Exercise objective -
Lines with the word "title" in them are the ones to copy from the records.

== Segment start ==

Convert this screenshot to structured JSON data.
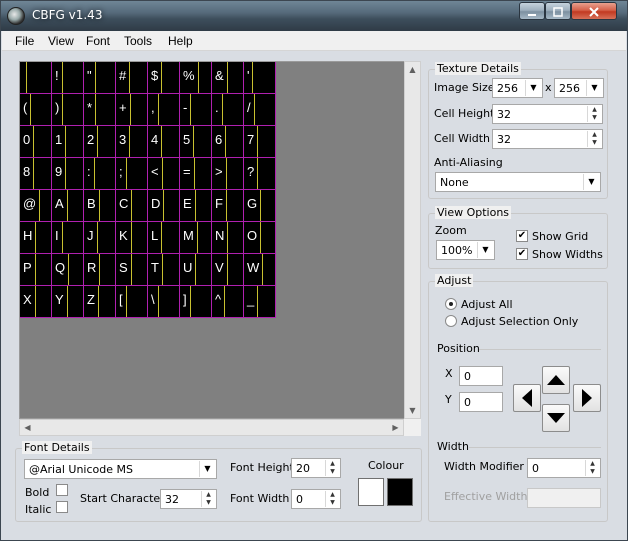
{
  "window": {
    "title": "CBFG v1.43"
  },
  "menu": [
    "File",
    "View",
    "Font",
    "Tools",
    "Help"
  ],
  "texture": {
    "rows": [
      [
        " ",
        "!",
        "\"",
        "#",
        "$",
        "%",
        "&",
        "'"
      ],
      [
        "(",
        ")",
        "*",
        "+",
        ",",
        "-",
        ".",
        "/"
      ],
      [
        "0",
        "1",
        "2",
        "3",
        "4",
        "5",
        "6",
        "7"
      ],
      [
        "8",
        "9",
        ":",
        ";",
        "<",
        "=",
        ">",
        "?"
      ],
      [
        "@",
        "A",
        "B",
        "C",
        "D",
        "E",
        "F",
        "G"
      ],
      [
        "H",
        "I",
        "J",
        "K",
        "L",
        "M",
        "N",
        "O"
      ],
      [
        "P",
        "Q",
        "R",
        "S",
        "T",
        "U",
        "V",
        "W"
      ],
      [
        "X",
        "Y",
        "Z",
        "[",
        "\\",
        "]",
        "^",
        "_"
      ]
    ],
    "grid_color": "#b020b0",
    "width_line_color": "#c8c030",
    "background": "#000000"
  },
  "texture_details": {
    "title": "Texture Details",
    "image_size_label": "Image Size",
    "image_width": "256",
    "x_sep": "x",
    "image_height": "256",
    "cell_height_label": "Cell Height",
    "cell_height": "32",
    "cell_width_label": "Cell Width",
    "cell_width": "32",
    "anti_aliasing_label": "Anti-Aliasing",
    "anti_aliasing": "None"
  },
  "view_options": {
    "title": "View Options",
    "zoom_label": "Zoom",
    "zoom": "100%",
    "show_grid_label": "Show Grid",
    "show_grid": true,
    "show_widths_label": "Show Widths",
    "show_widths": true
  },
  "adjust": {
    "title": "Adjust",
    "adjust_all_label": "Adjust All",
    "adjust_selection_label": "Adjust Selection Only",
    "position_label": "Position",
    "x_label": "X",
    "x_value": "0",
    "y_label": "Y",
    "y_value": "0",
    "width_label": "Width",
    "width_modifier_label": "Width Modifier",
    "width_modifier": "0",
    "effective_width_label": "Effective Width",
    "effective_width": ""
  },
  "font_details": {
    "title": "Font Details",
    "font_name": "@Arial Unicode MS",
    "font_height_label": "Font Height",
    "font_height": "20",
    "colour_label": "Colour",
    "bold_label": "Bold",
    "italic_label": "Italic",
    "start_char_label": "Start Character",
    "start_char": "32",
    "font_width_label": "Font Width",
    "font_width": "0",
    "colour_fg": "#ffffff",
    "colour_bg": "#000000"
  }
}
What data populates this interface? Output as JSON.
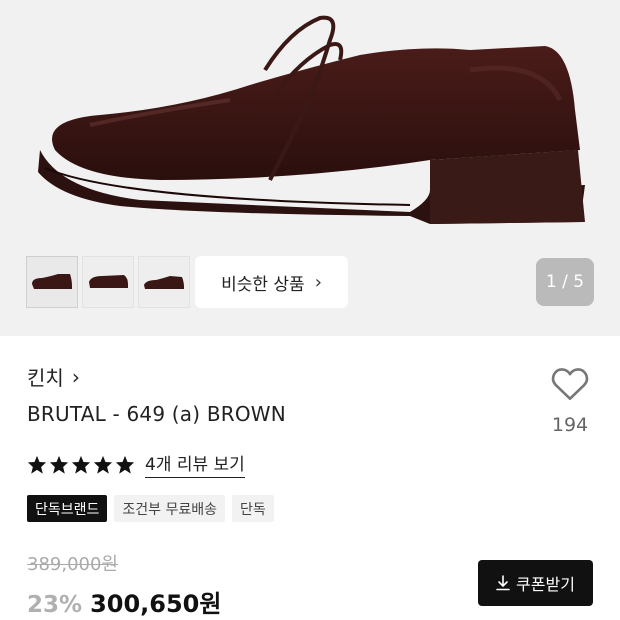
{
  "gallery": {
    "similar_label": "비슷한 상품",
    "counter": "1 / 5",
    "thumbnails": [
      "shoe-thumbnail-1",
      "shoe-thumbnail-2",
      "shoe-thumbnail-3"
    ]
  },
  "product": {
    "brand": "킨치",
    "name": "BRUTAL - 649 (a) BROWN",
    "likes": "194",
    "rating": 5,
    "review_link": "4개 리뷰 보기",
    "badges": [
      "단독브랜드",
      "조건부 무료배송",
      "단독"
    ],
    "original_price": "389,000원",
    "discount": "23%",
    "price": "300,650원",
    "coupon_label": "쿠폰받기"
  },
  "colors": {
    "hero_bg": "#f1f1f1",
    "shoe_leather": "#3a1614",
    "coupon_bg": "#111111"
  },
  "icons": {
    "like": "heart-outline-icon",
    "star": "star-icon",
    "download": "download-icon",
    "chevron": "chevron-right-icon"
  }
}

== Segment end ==

Task output -
    "title": "CBFG v1.43"
    "title": "Texture Details",
    "title": "View Options",
    "title": "Adjust",
    "title": "Font Details",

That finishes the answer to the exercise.